CHIPPEWA FALLS, Wis. — Two months ago, U.S. Army veteran Terry Treleven didn't have a home for over a year after going through a difficult divorce.

He recently found himself doing mock interviews to prepare for getting back into the workforce at the Chippewa Falls Veterans Housing and Recovery Program, where he has been staying for a month.

"I worked at other jobs, but I couldn't stick with it," Treleven said. "It's just so hard when you don't have a place at night to lay your head. I no longer consider myself homeless because I'm here, and now it's time to work."

Thanks to U.S. Sen. Ron Johnson's The Joseph Project, Treleven and five other veterans at the Chippewa Falls facility are getting that chance. The project is a faith-based initiative to connect people with jobs throughout the state, said Scott Bolstad, Wisconsin outreach director for Johnson's office.
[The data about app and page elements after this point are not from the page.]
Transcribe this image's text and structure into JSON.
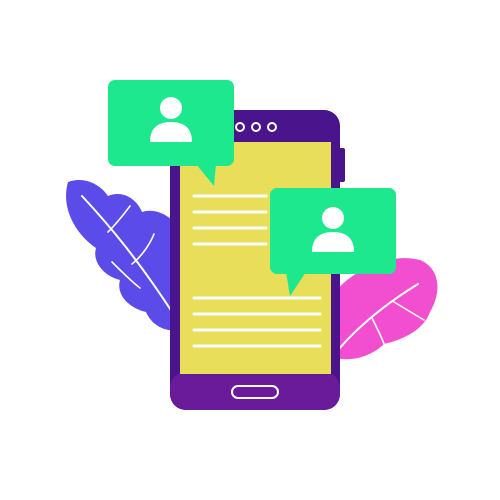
{
  "illustration": {
    "subject": "smartphone-chat",
    "colors": {
      "phone_body": "#4A148C",
      "phone_body_highlight": "#7B1FA2",
      "screen": "#E8DE5A",
      "text_lines": "#FFFFFF",
      "chat_bubble": "#1EE88E",
      "avatar": "#FFFFFF",
      "leaf_left": "#5B4BE8",
      "leaf_right": "#F24FD0",
      "home_button_outline": "#FFFFFF",
      "camera_dots": "#FFFFFF"
    },
    "icons": [
      "user-avatar-icon",
      "user-avatar-icon"
    ]
  }
}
It is a weeklong class that teaches time and financial management, goal setting, spiritual fitness, conflict resolution and other topics. The class always ends by taking the participants to interview for companies, in this case Sourcecut Industries in Osseo.

This was the 51st Joseph Project Class and the first held in the Chippewa Valley area — the closest having been Wausau. After the six veterans recently showed up, Bolstad confirmed the project saw another first.

"All six stayed the whole time, and this is the first time we've had that happen," Bolstad said, adding the groups range in size, but typically one or two drop out within the first couple of days.

The veterans participated in mock interviews with community volunteers to prepare them for their interviews today at Sourcecut Industries. They aren't guaranteed a job, but whether or not they are hired, it could open future doors.

Damion Gaston, a U.S. Army veteran who has been at the Chippewa Falls veterans facility for about two years, said he applied for the project because he figured he could use a "foot in the door." He's held temporary jobs but said he is looking for something more permanent.

He said all of the information he has learned has been useful and cited particularly the financial class taught by a Royal Credit Union representative.

"Some were things I had been taught in the Army, but it was a nice refresher, especially the finance class," Gaston said. "Not many classes I've had went into such detail about those things, such as better ways to build credit."

Though this program was specifically for veterans because they partnered with the Chippewa Falls facility, Bolstad said anyone who is having trouble finding a job can apply to be part of The Joseph Project classes, which are held throughout the state a couple of times a month, mostly in Milwaukee. Because it is led by members of Johnson's office and local community volunteers, The Joseph Project doesn't operate on federal or state funding.

Bolstad has been working to find a local partner to bring The Joseph Project to Eau Claire but said so far he hasn't had any luck.

Michael Hanke, director of the Chippewa Falls Veterans Housing and Recovery Program, told the Leader-Telegram that if given the opportunity, he would definitely hold the program again.

For veterans like Gaston, knowing there are people such as the staff at the Chippewa Falls facility and members of Johnson's office conducting the program has been a humbling experience.

"I was in a homeless shelter for a while, and they don't have that many resources there," Gaston said. "This program humbled me by how well we have it — like the donations. My entire outfit today was all donated. It shows how many people in the community care about veterans, and that's touching."

Treleven said he was also humbled by the experience and doesn't take it for granted how it came to be.

"As a veteran, I think every day, 'I'm getting this opportunity because of what I did 20 years ago,'" Treleven said. "It's nice to know that it still matters."

An AP Member Exchange shared by the Leader-Telegram.